The state House Democratic Policy Committee will hold a hearing Monday on Community Blue and access issues, according to a news release from the House Democratic Caucus.
"Patients can't begin to understand the complex contracts signed behind closed doors between insurers and providers," said State Rep. Tony DeLuca, Democratic chairman of the House Insurance Committee. "They just want to be seen by their doctor and know how much they'll need to budget."
Last week, Geisinger placed an ad in the Mirror critical of Highmark for the central Pennsylvania version of Community Blue, which "forces the most critically ill patients to leave our community and travel to Philadelphia, Pittsburgh, Ohio or Maryland for advanced care."
In Erie, it looks like there will be a choice for patients, as UPMC took over Hamot Medical Center in 2011, and Highmark expects to take over St. Vincent Health System.
But Dausey noted that in Altoona, there might not be much of a choice.
"I don't want to be alarmist about it," he said, predicting people won't be "shocked."
Still, there are areas of the country where there's already a situation like the one that may develop in Altoona, he said. The scenario will become increasingly common in rural areas, he said.
In another form, that limitation on choice is actually common - when employers offer their workers a single insurance option, he said.
The benefits to the kind of quasi-monopoly that UPMC would have if it takes over Altoona Regional include efficiency, according to Dausey.
But that kind of situation doesn't give the organizations in charge the power to raise prices at will, he said. Medicare limits help ensure that, he said.
There would, however, be the potential for "gaming the system" - creative billing to get maximum income, for example, through the strategic classification of facilities, he said.
To dilute the monopoly, other insurance plans that still deal with UPMC could enter the market here, he said.
The trend is toward creation of a handful of "provider-insurers" nationally, and UPMC is shaping up to be one of them, Dausey said.
Highmark could also be one, although UPMC is "light years ahead" in working out affiliation agreements that appeal to smaller hospitals like Altoona, he said.
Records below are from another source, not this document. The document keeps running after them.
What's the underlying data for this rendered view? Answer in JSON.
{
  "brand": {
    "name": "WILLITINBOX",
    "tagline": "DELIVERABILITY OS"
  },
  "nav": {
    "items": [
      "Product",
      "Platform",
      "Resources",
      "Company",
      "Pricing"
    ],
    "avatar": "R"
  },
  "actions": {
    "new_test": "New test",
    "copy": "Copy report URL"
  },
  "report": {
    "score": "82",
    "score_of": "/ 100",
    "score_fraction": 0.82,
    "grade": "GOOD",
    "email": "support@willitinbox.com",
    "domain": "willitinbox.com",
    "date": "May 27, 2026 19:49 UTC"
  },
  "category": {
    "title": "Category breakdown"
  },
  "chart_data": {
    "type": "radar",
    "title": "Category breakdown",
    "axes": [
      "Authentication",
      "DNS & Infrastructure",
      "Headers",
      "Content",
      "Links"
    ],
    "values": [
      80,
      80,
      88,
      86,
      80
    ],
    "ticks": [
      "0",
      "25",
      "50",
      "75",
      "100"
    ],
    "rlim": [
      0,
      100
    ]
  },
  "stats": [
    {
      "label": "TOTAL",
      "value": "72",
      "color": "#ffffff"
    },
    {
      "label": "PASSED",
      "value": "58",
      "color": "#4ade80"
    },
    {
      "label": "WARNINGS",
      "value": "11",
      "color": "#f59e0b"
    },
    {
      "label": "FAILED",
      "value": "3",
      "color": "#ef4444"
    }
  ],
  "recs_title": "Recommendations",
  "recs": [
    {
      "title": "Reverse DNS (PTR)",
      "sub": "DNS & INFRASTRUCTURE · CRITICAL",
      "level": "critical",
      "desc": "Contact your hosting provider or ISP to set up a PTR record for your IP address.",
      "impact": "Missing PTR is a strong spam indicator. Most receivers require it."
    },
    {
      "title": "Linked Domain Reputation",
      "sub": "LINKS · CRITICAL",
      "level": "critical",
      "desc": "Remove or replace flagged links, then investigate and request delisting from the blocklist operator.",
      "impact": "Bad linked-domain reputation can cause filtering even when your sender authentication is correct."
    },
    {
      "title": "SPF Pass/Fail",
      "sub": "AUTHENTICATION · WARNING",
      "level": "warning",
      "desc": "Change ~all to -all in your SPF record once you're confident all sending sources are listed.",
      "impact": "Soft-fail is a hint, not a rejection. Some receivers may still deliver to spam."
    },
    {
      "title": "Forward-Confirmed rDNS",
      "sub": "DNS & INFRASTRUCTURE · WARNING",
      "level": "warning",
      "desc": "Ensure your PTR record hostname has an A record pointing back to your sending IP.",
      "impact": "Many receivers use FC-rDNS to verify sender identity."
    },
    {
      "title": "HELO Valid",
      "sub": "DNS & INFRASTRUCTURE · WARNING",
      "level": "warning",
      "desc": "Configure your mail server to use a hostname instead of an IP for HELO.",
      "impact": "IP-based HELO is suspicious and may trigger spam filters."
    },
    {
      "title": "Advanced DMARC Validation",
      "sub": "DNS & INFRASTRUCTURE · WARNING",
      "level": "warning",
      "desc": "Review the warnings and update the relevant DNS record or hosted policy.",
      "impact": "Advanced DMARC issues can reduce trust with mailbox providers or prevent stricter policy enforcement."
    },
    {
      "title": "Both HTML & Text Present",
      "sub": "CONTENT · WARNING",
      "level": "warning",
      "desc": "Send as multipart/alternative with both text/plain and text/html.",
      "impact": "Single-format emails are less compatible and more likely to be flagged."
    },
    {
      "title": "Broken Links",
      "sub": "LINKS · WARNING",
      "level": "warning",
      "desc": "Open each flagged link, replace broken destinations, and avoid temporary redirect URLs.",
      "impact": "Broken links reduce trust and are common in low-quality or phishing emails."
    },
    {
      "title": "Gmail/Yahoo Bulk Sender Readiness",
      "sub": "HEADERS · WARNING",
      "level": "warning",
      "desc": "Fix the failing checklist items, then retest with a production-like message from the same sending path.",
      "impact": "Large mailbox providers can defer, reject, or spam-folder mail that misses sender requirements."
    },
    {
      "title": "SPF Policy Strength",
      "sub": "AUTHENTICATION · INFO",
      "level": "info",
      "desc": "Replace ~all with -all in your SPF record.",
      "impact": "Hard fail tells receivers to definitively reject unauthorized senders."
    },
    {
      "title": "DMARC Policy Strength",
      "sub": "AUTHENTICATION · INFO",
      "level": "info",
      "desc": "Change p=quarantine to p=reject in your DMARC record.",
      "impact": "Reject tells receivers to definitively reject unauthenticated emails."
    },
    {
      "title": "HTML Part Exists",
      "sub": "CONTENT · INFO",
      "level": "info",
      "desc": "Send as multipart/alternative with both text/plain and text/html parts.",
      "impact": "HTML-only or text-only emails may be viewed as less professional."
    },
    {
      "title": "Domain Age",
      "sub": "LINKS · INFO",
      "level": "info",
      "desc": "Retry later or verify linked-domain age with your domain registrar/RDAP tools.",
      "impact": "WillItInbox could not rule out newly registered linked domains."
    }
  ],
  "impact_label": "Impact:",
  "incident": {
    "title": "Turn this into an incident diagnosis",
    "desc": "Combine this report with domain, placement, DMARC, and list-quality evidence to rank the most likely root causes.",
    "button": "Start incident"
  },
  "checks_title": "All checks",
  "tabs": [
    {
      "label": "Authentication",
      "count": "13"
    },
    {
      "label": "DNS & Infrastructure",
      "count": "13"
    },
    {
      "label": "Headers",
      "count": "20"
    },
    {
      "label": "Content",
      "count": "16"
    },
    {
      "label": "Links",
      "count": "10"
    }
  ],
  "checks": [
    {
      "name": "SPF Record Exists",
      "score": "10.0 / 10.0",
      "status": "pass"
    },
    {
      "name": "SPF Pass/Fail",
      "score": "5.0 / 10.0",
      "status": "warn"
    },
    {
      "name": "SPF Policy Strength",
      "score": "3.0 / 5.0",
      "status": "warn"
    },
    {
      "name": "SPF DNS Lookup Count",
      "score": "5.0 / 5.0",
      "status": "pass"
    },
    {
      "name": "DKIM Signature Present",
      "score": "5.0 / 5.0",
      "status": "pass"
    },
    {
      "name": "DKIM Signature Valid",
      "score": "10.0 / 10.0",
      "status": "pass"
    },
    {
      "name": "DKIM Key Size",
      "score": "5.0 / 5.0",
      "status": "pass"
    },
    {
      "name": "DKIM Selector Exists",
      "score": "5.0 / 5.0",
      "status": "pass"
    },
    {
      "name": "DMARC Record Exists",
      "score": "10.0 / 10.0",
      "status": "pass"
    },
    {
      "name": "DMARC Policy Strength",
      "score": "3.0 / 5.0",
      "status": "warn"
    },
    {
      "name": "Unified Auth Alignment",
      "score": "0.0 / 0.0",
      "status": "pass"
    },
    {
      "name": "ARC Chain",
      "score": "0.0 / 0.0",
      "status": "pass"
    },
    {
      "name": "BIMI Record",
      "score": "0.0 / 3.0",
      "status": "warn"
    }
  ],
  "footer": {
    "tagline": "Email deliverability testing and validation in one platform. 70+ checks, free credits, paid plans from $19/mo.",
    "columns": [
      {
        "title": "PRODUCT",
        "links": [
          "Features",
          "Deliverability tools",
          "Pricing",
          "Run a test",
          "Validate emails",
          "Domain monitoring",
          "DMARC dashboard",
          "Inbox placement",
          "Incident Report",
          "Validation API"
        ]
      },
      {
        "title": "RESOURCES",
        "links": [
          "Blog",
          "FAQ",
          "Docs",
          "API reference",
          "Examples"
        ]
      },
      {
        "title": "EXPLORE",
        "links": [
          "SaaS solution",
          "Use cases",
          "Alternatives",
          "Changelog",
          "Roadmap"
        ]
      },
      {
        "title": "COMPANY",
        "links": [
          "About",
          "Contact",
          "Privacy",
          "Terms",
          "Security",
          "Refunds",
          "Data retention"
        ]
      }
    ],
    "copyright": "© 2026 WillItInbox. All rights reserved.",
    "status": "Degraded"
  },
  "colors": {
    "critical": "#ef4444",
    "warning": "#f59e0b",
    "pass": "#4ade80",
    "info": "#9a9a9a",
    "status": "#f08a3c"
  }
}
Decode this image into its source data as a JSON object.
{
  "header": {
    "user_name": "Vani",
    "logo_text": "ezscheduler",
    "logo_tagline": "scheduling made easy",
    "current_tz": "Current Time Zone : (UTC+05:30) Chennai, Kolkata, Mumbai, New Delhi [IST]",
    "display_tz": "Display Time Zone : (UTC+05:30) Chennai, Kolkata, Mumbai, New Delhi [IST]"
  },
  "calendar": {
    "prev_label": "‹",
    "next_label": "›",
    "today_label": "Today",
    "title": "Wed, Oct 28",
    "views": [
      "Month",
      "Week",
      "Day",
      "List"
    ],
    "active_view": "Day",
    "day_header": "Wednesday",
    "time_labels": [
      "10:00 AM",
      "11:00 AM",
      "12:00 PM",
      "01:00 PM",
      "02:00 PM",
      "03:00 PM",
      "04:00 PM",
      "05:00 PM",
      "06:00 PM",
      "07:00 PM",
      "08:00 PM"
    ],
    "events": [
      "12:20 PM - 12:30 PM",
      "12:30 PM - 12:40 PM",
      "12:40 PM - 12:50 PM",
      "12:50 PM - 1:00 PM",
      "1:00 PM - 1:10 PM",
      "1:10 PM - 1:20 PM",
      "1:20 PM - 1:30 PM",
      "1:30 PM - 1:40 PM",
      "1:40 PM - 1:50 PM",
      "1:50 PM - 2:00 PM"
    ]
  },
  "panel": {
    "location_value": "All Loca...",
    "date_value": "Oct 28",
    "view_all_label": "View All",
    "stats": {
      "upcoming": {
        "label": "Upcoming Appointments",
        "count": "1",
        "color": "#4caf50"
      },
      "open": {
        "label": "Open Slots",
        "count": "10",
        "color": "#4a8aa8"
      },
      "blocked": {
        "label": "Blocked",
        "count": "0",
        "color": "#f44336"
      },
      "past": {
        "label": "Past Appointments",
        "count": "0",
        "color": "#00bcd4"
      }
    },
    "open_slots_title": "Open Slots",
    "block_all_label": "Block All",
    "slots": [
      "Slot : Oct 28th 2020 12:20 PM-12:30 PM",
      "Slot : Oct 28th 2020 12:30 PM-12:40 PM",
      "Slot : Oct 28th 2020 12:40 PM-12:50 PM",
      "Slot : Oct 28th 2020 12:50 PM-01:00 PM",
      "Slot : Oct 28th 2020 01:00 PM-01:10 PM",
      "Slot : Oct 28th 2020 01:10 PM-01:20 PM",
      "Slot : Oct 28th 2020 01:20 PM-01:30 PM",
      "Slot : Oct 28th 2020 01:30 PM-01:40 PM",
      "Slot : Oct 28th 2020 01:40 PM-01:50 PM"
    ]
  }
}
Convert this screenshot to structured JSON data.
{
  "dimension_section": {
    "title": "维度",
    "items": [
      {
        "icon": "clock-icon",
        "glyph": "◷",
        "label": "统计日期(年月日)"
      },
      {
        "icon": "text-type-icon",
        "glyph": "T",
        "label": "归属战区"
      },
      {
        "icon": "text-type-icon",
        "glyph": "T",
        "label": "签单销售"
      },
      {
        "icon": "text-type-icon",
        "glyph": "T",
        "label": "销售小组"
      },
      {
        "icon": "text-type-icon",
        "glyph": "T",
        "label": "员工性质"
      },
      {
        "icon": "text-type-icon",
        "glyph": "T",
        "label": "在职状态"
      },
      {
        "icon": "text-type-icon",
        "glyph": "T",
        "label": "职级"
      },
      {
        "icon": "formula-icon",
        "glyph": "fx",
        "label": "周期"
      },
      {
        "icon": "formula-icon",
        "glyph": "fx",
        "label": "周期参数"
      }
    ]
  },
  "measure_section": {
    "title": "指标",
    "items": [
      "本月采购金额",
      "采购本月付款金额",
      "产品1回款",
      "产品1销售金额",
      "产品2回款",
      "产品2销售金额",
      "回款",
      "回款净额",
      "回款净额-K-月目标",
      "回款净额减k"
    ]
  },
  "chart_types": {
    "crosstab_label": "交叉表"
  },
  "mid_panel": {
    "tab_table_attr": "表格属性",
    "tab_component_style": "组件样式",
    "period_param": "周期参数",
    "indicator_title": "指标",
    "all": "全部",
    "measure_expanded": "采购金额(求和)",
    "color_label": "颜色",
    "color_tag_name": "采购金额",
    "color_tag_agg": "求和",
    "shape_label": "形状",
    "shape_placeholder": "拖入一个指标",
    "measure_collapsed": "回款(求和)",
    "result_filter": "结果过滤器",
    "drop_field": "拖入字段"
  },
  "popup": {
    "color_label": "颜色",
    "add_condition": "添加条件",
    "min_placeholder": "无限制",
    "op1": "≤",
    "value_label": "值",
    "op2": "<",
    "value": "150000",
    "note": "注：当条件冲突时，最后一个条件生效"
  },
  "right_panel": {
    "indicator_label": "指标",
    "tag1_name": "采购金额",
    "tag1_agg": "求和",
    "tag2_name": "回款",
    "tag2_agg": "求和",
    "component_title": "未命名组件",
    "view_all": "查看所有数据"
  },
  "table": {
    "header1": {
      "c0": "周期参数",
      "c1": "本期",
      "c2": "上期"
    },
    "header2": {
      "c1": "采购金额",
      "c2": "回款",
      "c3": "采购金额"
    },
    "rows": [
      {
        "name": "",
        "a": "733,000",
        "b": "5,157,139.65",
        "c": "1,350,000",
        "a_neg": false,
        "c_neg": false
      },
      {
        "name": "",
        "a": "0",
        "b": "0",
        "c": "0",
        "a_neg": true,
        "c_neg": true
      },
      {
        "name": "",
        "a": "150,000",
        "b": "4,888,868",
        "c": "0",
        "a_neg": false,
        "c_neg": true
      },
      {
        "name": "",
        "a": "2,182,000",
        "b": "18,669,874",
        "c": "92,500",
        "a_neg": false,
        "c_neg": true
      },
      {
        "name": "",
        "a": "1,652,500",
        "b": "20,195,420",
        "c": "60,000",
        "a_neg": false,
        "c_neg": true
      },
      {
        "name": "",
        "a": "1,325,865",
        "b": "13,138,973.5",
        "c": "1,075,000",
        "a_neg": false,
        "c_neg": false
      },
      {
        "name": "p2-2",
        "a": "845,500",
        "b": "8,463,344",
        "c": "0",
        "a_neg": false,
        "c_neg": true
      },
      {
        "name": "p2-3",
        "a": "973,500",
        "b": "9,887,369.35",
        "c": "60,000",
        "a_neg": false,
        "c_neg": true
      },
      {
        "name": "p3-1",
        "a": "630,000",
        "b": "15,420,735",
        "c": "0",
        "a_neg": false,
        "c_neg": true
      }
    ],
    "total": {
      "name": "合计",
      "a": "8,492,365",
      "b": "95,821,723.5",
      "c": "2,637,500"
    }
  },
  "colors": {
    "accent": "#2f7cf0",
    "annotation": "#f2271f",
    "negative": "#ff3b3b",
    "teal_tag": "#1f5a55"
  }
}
The more smaller hospitals UPMC captures, the more appealing the system becomes, he said.
UPMC has demonstrated excellence in care, in managing patients and in creating its organizational management structure, Dausey said.
"The rich get richer," he said.
Highmark, which a couple of decades ago had medical services but dropped them, is playing "catch-up," as it tries to re-enter the field, he said.
The rise of big, vertically integrated systems is congruent with health care reform, although Dausey doesn't necessarily think their creation is an explicit intention of the law.
Big organizations are best suited to take advantage, however, of concepts promoted by the Affordable Care Act, including all-electronic medical records, bundled payments, patient-centered medical "homes" and in general, economies of scale, he said.
It's complicated, according to Dausey.
"I wish it were clean-cut," he said. "But it's very nuanced."
Mirror Staff Writer William Kibler is at 949-7038.